The gardener not only cared for the plants of his garden, but also each and every creature that passed through or made a home there.  The gardener protected his seedlings but planted enough that some could be eaten.  Rows of berry bearing bushes provided ample food for most of the creatures.  Trees of fruit took care of the rest. 

Come summer, the garden teemed with life.  Vines became roads for the crawling insects.  The leaves gave the lowliest of creatures shelter from the elements and protection from the predators.

The gardener would be upset when he saw one of his guests or a resident of his garden be killed, but that was the way of  nature, so he mourned as he uprooted, he grieved as he repanted.

Periods of mourning were short as there was so much life to tend to in the garden.

With autumn came harvest.  After harvest came the final clearing of the land, burning the remains to energize the soil for spring.

Winter was a lonely time for the gardener.  His only friends were the bare trees, which didn't require much tending.  To his delight, on a blustery winter day the gardener came across a small serpent, near its death.

The gardener took the serpent into his house and warmed it on his hearth.  The serpent thanked the gardener for his generosity and said it thought it was able to go. 

The gardener told the serpent that it was still to cold and it could stay until the snows passed.  The serpent agreed  and asked if it could sleep in the rocks of the fireplace.  The gardener told the serpent it could sleep wherever it was comfortable.  After eating a bowl of broth, the serpent slipped through the cracks in the hearth to sleep.

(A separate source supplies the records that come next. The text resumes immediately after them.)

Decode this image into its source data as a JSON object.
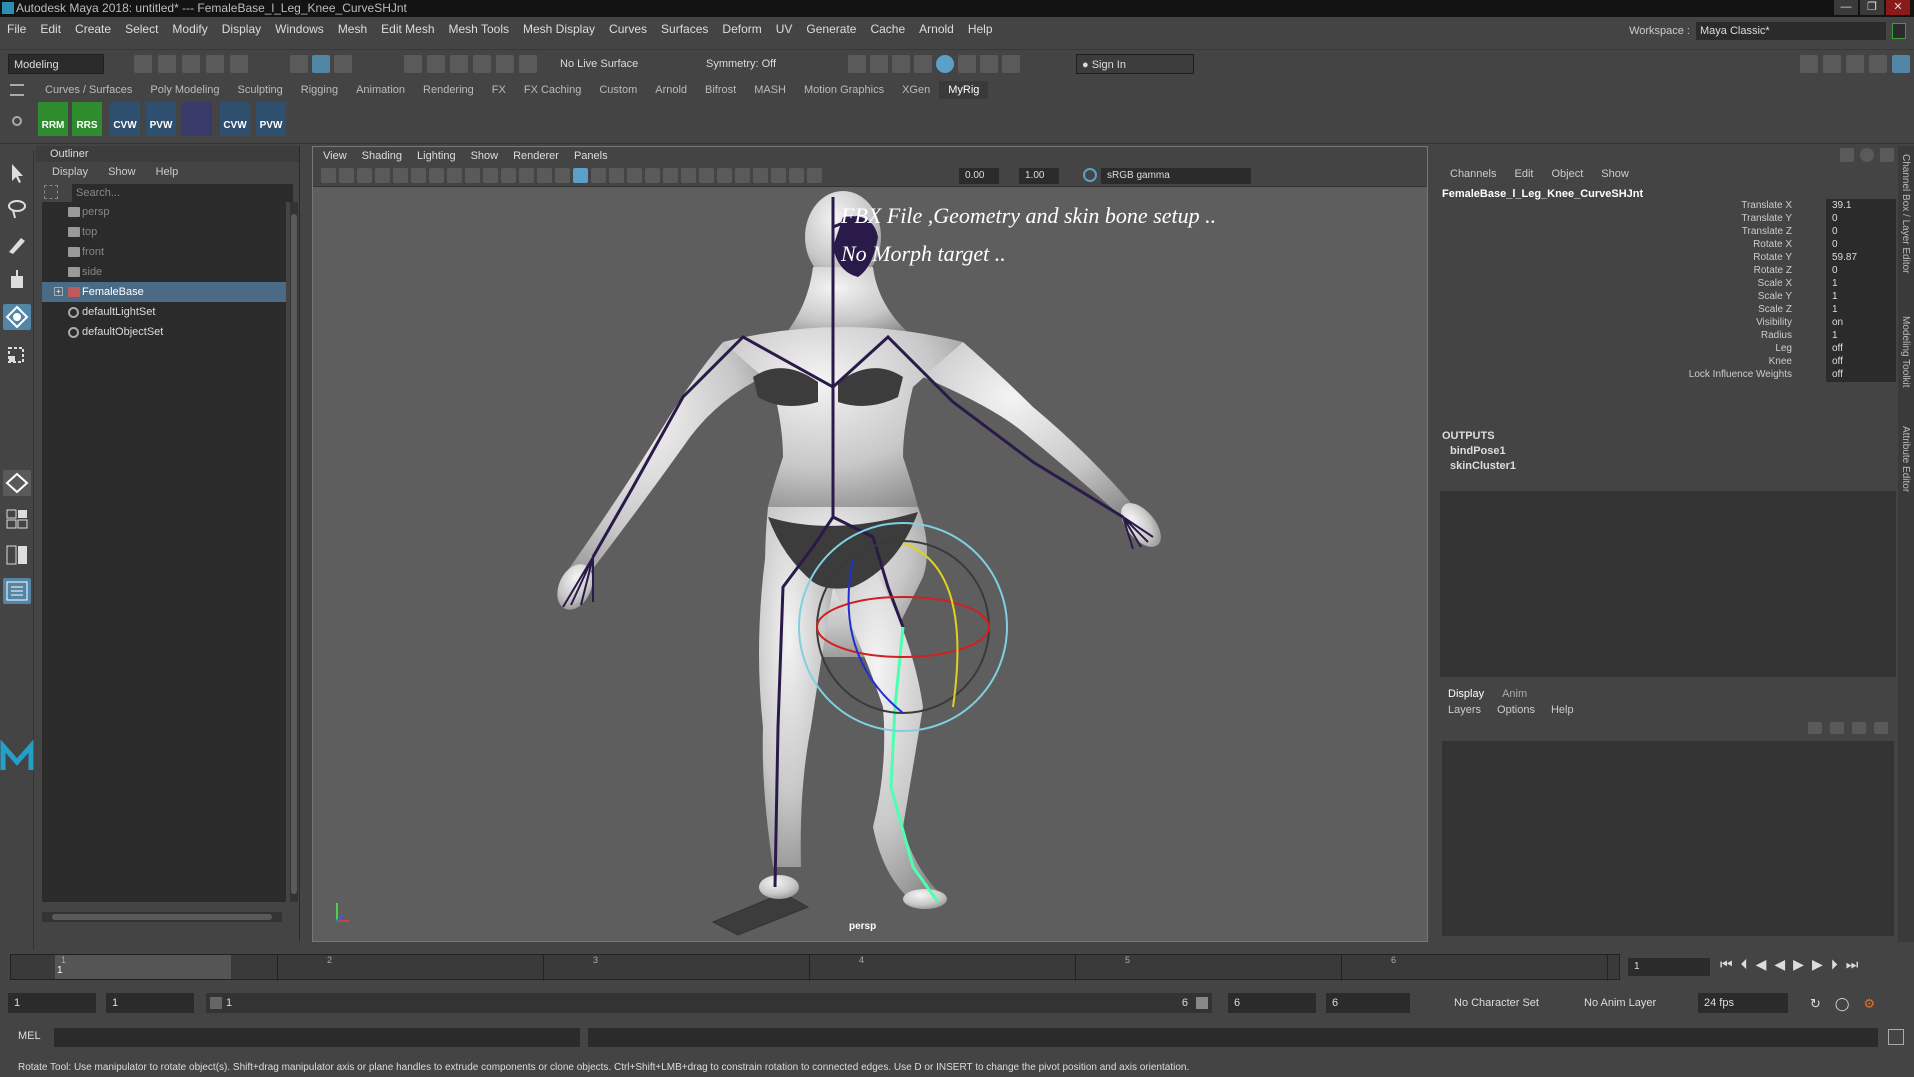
{
  "window": {
    "title": "Autodesk Maya 2018: untitled*   ---   FemaleBase_l_Leg_Knee_CurveSHJnt",
    "controls": [
      "—",
      "❐",
      "✕"
    ]
  },
  "menubar": [
    "File",
    "Edit",
    "Create",
    "Select",
    "Modify",
    "Display",
    "Windows",
    "Mesh",
    "Edit Mesh",
    "Mesh Tools",
    "Mesh Display",
    "Curves",
    "Surfaces",
    "Deform",
    "UV",
    "Generate",
    "Cache",
    "Arnold",
    "Help"
  ],
  "workspace": {
    "label": "Workspace :",
    "value": "Maya Classic*"
  },
  "statusline": {
    "mode": "Modeling",
    "live_surface": "No Live Surface",
    "symmetry": "Symmetry: Off",
    "sign_in": "Sign In"
  },
  "shelf": {
    "tabs": [
      "Curves / Surfaces",
      "Poly Modeling",
      "Sculpting",
      "Rigging",
      "Animation",
      "Rendering",
      "FX",
      "FX Caching",
      "Custom",
      "Arnold",
      "Bifrost",
      "MASH",
      "Motion Graphics",
      "XGen",
      "MyRig"
    ],
    "active_tab": "MyRig",
    "icons": [
      "RRM",
      "RRS",
      "CVW",
      "PVW",
      "",
      "CVW",
      "PVW"
    ]
  },
  "outliner": {
    "title": "Outliner",
    "menu": [
      "Display",
      "Show",
      "Help"
    ],
    "search_placeholder": "Search...",
    "items": [
      {
        "label": "persp",
        "type": "camera",
        "dim": true
      },
      {
        "label": "top",
        "type": "camera",
        "dim": true
      },
      {
        "label": "front",
        "type": "camera",
        "dim": true
      },
      {
        "label": "side",
        "type": "camera",
        "dim": true
      },
      {
        "label": "FemaleBase",
        "type": "joint",
        "selected": true
      },
      {
        "label": "defaultLightSet",
        "type": "set"
      },
      {
        "label": "defaultObjectSet",
        "type": "set"
      }
    ]
  },
  "viewport": {
    "menu": [
      "View",
      "Shading",
      "Lighting",
      "Show",
      "Renderer",
      "Panels"
    ],
    "exposure": "0.00",
    "gamma": "1.00",
    "color_space": "sRGB gamma",
    "overlay_line1": "FBX File ,Geometry and skin bone setup ..",
    "overlay_line2": "No Morph  target ..",
    "camera": "persp"
  },
  "channelbox": {
    "menu": [
      "Channels",
      "Edit",
      "Object",
      "Show"
    ],
    "node": "FemaleBase_l_Leg_Knee_CurveSHJnt",
    "attributes": [
      {
        "name": "Translate X",
        "value": "39.1"
      },
      {
        "name": "Translate Y",
        "value": "0"
      },
      {
        "name": "Translate Z",
        "value": "0"
      },
      {
        "name": "Rotate X",
        "value": "0"
      },
      {
        "name": "Rotate Y",
        "value": "59.87"
      },
      {
        "name": "Rotate Z",
        "value": "0"
      },
      {
        "name": "Scale X",
        "value": "1"
      },
      {
        "name": "Scale Y",
        "value": "1"
      },
      {
        "name": "Scale Z",
        "value": "1"
      },
      {
        "name": "Visibility",
        "value": "on"
      },
      {
        "name": "Radius",
        "value": "1"
      },
      {
        "name": "Leg",
        "value": "off"
      },
      {
        "name": "Knee",
        "value": "off"
      },
      {
        "name": "Lock Influence Weights",
        "value": "off"
      }
    ],
    "outputs_header": "OUTPUTS",
    "outputs": [
      "bindPose1",
      "skinCluster1"
    ]
  },
  "layer_editor": {
    "tabs": [
      "Display",
      "Anim"
    ],
    "active_tab": "Display",
    "menu": [
      "Layers",
      "Options",
      "Help"
    ]
  },
  "side_tabs": [
    "Channel Box / Layer Editor",
    "Modeling Toolkit",
    "Attribute Editor"
  ],
  "timeslider": {
    "ticks": [
      "1",
      "2",
      "3",
      "4",
      "5",
      "6"
    ],
    "playhead": "1",
    "current_frame": "1"
  },
  "range": {
    "start": "1",
    "anim_start": "1",
    "range_start_label": "1",
    "range_end_label": "6",
    "end": "6",
    "anim_end": "6",
    "character_set": "No Character Set",
    "anim_layer": "No Anim Layer",
    "fps": "24 fps"
  },
  "cmdline": {
    "label": "MEL"
  },
  "helpline": "Rotate Tool: Use manipulator to rotate object(s). Shift+drag manipulator axis or plane handles to extrude components or clone objects. Ctrl+Shift+LMB+drag to constrain rotation to connected edges. Use D or INSERT to change the pivot position and axis orientation.",
  "colors": {
    "accent": "#5285a6",
    "selection": "#4b6a86",
    "joint": "#2a1a4a",
    "joint_selected": "#4dffb0",
    "manip_x": "#d02020",
    "manip_y": "#e0d020",
    "manip_z": "#2030d0",
    "manip_outer": "#80d0e0"
  }
}
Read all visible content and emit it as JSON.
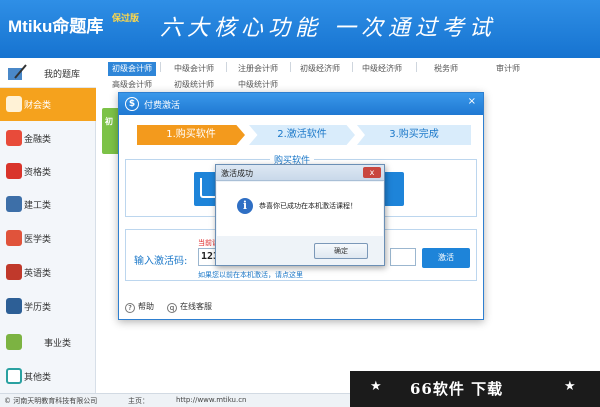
{
  "header": {
    "logo": "Mtiku命题库",
    "logo_tag": "保过版",
    "slogan": "六大核心功能 一次通过考试"
  },
  "sidebar": {
    "items": [
      {
        "label": "我的题库",
        "icon": "book-pen-icon"
      },
      {
        "label": "财会类",
        "icon": "finance-icon"
      },
      {
        "label": "金融类",
        "icon": "money-icon"
      },
      {
        "label": "资格类",
        "icon": "certificate-icon"
      },
      {
        "label": "建工类",
        "icon": "building-icon"
      },
      {
        "label": "医学类",
        "icon": "medical-kit-icon"
      },
      {
        "label": "英语类",
        "icon": "language-icon"
      },
      {
        "label": "学历类",
        "icon": "graduation-cap-icon"
      },
      {
        "label": "事业类",
        "icon": "documents-icon"
      },
      {
        "label": "其他类",
        "icon": "grid-icon"
      }
    ]
  },
  "tabs": {
    "row1": [
      "初级会计师",
      "中级会计师",
      "注册会计师",
      "初级经济师",
      "中级经济师",
      "税务师",
      "审计师"
    ],
    "row2": [
      "高级会计师",
      "初级统计师",
      "中级统计师"
    ]
  },
  "ghost_panel_text": "初",
  "payment": {
    "title": "付费激活",
    "close": "×",
    "steps": [
      "1.购买软件",
      "2.激活软件",
      "3.购买完成"
    ],
    "buy_legend": "购买软件",
    "activation_label": "输入激活码:",
    "activation_value": "123",
    "activation_warning": "当前课",
    "activate_button": "激活",
    "hint": "如果您以前在本机激活，请点这里",
    "footer_help": "帮助",
    "footer_service": "在线客服"
  },
  "dialog": {
    "title": "激活成功",
    "message": "恭喜你已成功在本机激活课程！",
    "ok": "确定",
    "close": "x"
  },
  "status": {
    "copyright": "© 河南天明教育科技有限公司",
    "home_label": "主页：",
    "home_url": "http://www.mtiku.cn"
  },
  "watermark": {
    "text": "66软件 下载"
  },
  "colors": {
    "header_blue": "#1673d0",
    "active_orange": "#f5a21d",
    "step_active": "#f39a1d",
    "link_blue": "#1b78c9"
  }
}
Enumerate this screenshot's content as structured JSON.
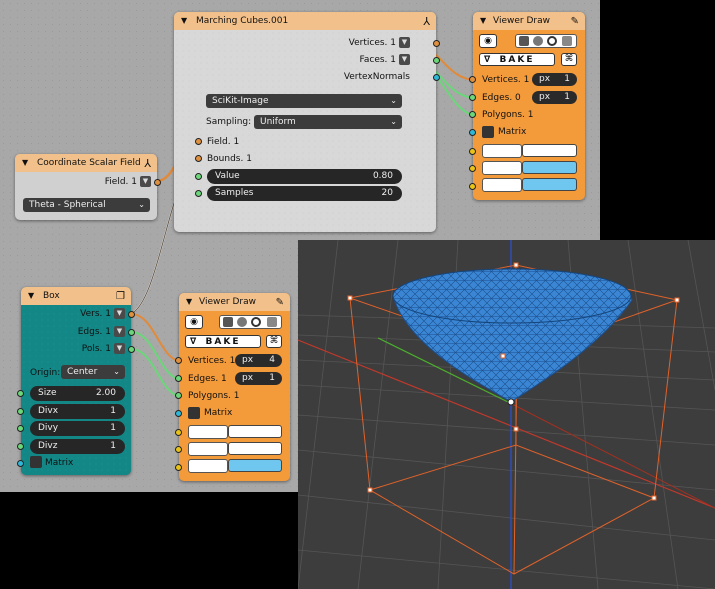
{
  "marching_cubes": {
    "title": "Marching Cubes.001",
    "outputs": [
      "Vertices. 1",
      "Faces. 1",
      "VertexNormals"
    ],
    "method": "SciKit-Image",
    "sampling_label": "Sampling:",
    "sampling": "Uniform",
    "inputs": [
      "Field. 1",
      "Bounds. 1"
    ],
    "value_label": "Value",
    "value": "0.80",
    "samples_label": "Samples",
    "samples": "20"
  },
  "coordinate_field": {
    "title": "Coordinate Scalar Field",
    "output": "Field. 1",
    "mode": "Theta - Spherical"
  },
  "box": {
    "title": "Box",
    "outputs": [
      "Vers. 1",
      "Edgs. 1",
      "Pols. 1"
    ],
    "origin_label": "Origin:",
    "origin": "Center",
    "size_label": "Size",
    "size": "2.00",
    "divx_label": "Divx",
    "divx": "1",
    "divy_label": "Divy",
    "divy": "1",
    "divz_label": "Divz",
    "divz": "1",
    "matrix_label": "Matrix"
  },
  "viewer_top": {
    "title": "Viewer Draw",
    "bake": "BAKE",
    "vertices": "Vertices. 1",
    "vertices_unit": "px",
    "vertices_size": "1",
    "edges": "Edges. 0",
    "edges_unit": "px",
    "edges_size": "1",
    "polygons": "Polygons. 1",
    "matrix": "Matrix"
  },
  "viewer_bottom": {
    "title": "Viewer Draw",
    "bake": "BAKE",
    "vertices": "Vertices. 1",
    "vertices_unit": "px",
    "vertices_size": "4",
    "edges": "Edges. 1",
    "edges_unit": "px",
    "edges_size": "1",
    "polygons": "Polygons. 1",
    "matrix": "Matrix"
  },
  "colors": {
    "node_orange": "#f39a3a",
    "node_teal": "#138686",
    "node_header": "#f2c08a",
    "socket_orange": "#e0913e",
    "socket_green": "#6bd67a",
    "socket_cyan": "#2eb7d6",
    "socket_yellow": "#e8c318",
    "mesh_blue": "#3a86d4",
    "box_edge": "#e0622a",
    "axis_green": "#4caf2c",
    "axis_red": "#c0392b",
    "axis_blue": "#2b4fd6"
  },
  "icons": [
    "wrench-icon",
    "pencil-icon",
    "eye-icon",
    "collapse-arrow-icon",
    "box-node-icon"
  ]
}
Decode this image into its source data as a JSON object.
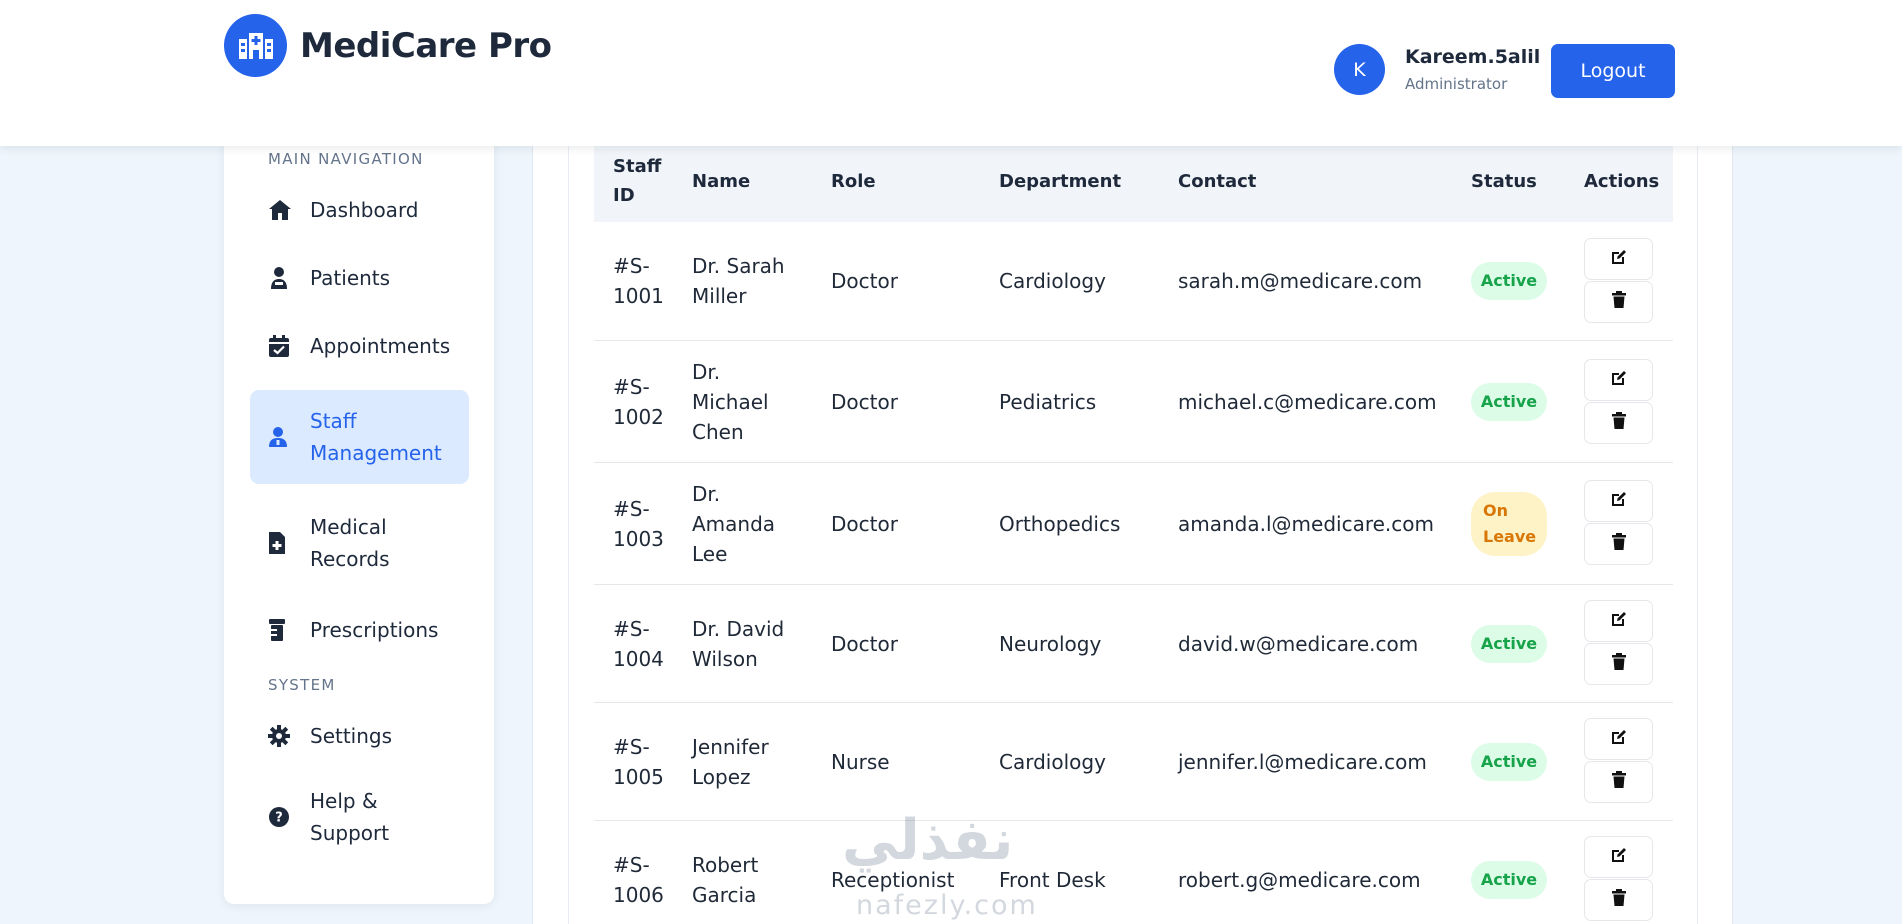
{
  "app": {
    "title": "MediCare Pro",
    "accent": "#2563eb"
  },
  "header": {
    "user": {
      "initial": "K",
      "name": "Kareem.5alil",
      "role": "Administrator"
    },
    "logout_label": "Logout"
  },
  "sidebar": {
    "main_section_label": "MAIN NAVIGATION",
    "system_section_label": "SYSTEM",
    "main_items": [
      {
        "label": "Dashboard",
        "icon": "home-icon"
      },
      {
        "label": "Patients",
        "icon": "user-injured-icon"
      },
      {
        "label": "Appointments",
        "icon": "calendar-check-icon"
      },
      {
        "label": "Staff Management",
        "icon": "user-md-icon",
        "active": true
      },
      {
        "label": "Medical Records",
        "icon": "file-medical-icon"
      },
      {
        "label": "Prescriptions",
        "icon": "prescription-bottle-icon"
      }
    ],
    "system_items": [
      {
        "label": "Settings",
        "icon": "gear-icon"
      },
      {
        "label": "Help & Support",
        "icon": "question-circle-icon"
      }
    ]
  },
  "table": {
    "headers": {
      "id": "Staff ID",
      "name": "Name",
      "role": "Role",
      "department": "Department",
      "contact": "Contact",
      "status": "Status",
      "actions": "Actions"
    },
    "rows": [
      {
        "id": "#S-1001",
        "name": "Dr. Sarah Miller",
        "role": "Doctor",
        "department": "Cardiology",
        "contact": "sarah.m@medicare.com",
        "status": "Active"
      },
      {
        "id": "#S-1002",
        "name": "Dr. Michael Chen",
        "role": "Doctor",
        "department": "Pediatrics",
        "contact": "michael.c@medicare.com",
        "status": "Active"
      },
      {
        "id": "#S-1003",
        "name": "Dr. Amanda Lee",
        "role": "Doctor",
        "department": "Orthopedics",
        "contact": "amanda.l@medicare.com",
        "status": "On Leave"
      },
      {
        "id": "#S-1004",
        "name": "Dr. David Wilson",
        "role": "Doctor",
        "department": "Neurology",
        "contact": "david.w@medicare.com",
        "status": "Active"
      },
      {
        "id": "#S-1005",
        "name": "Jennifer Lopez",
        "role": "Nurse",
        "department": "Cardiology",
        "contact": "jennifer.l@medicare.com",
        "status": "Active"
      },
      {
        "id": "#S-1006",
        "name": "Robert Garcia",
        "role": "Receptionist",
        "department": "Front Desk",
        "contact": "robert.g@medicare.com",
        "status": "Active"
      }
    ],
    "status_colors": {
      "Active": "#16a34a",
      "On Leave": "#d97706"
    }
  },
  "watermark": {
    "arabic": "نفذلي",
    "latin": "nafezly.com"
  }
}
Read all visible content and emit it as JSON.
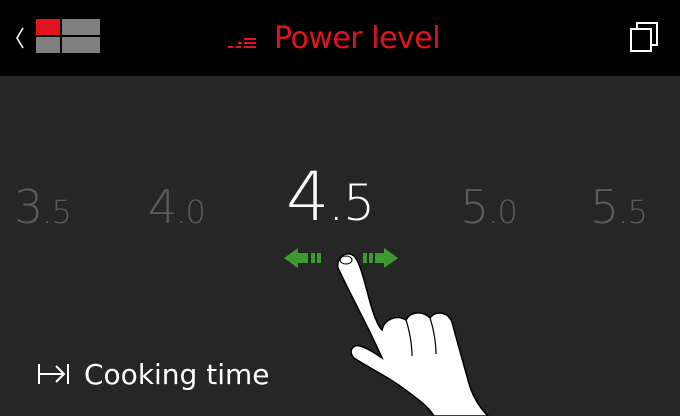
{
  "header": {
    "title": "Power level",
    "back_icon": "chevron-left-icon",
    "zones_icon": "cooking-zones-icon",
    "title_icon": "power-level-icon",
    "windows_icon": "multi-window-icon",
    "accent_color": "#e0141e"
  },
  "selector": {
    "levels": [
      {
        "int": "3",
        "frac": ".5"
      },
      {
        "int": "4",
        "frac": ".0"
      },
      {
        "int": "4",
        "frac": ".5"
      },
      {
        "int": "5",
        "frac": ".0"
      },
      {
        "int": "5",
        "frac": ".5"
      }
    ],
    "selected_index": 2,
    "hint_icon": "swipe-left-right-icon",
    "hint_color": "#3c9a2f"
  },
  "footer": {
    "cooking_time_label": "Cooking time",
    "cooking_time_icon": "timer-end-icon"
  }
}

Every day the gardener would put a bowl of broth on the hearth for the serpent.  Every night the serpent would poke its head out and eat the broth.  Not much was said between the two, but that suited the gardener.  He was used to his friends not talking back to him.

Spring was approaching and the gardener noticed the bowls of broth weren't being eaten.  He paced in front of the hearth asking every once in awhile if the serpent was okay.  The serpent finally told him that it was okay, but it had grown through the winter and couldn't get out without ruining the fireplace.

The gardener assured the trapped serpent that the fireplace could be rebuilt, and to break free from the stone prison.

The serpent then warned that it had grown very hungry and will need to eat as soon as it breaks free.  The gardener assured the serpent that since the dawning of sprng, the garden  was blossoming and being visited once again by all manner of creatures.

The serpent thanked the gardener.  The hearth stones began to bulge. The fireplace exloded in a hail of debris.  The gardener was taken by surprise that the little serpent was able to do that.  When the dust and ash settled, the gardener saw that the little serpent had grown into a large dragon. 

The dragon stretched its wings for the first time.  And looked around until it saw the garden.  The leathery wings lifted the beast into the air on its first flight.  The dragon landed amidst a copse of trees, splintering and uprooting them.  The dragon began to feast on all it could find in an effort to sate its appetite.

Finally it came to rest at the door of the gardener's ruined house.  It tried to apologize for the destruction by telling the gardener that it is evil and could only do evil things.

The gardener, saddened by the traumatic loss, told the dragon that it wasn't evil for being what it was.  Evil, the gardener explained, is refusing to acknowledge your own nature.  I am a gardener, the man said to the dragon.  I get my joy from tending to the living, you are a dragon, you get your joy from destroying the living.  We are at odds, but only in the way summer and winter are at odds.  Both are necessary to complete the cycle.

And that is how they lived their lives, the dragon hunting and destroying, the garndener tending and growing.  The dragon didn't hunt or destroy the gardener because it knew it would have more to hunt and destroy if the gardener was allowed to continue to plant, grow, and tend.  The gardener couldn't even imagine destroying the dragon as it would be completely against his nature.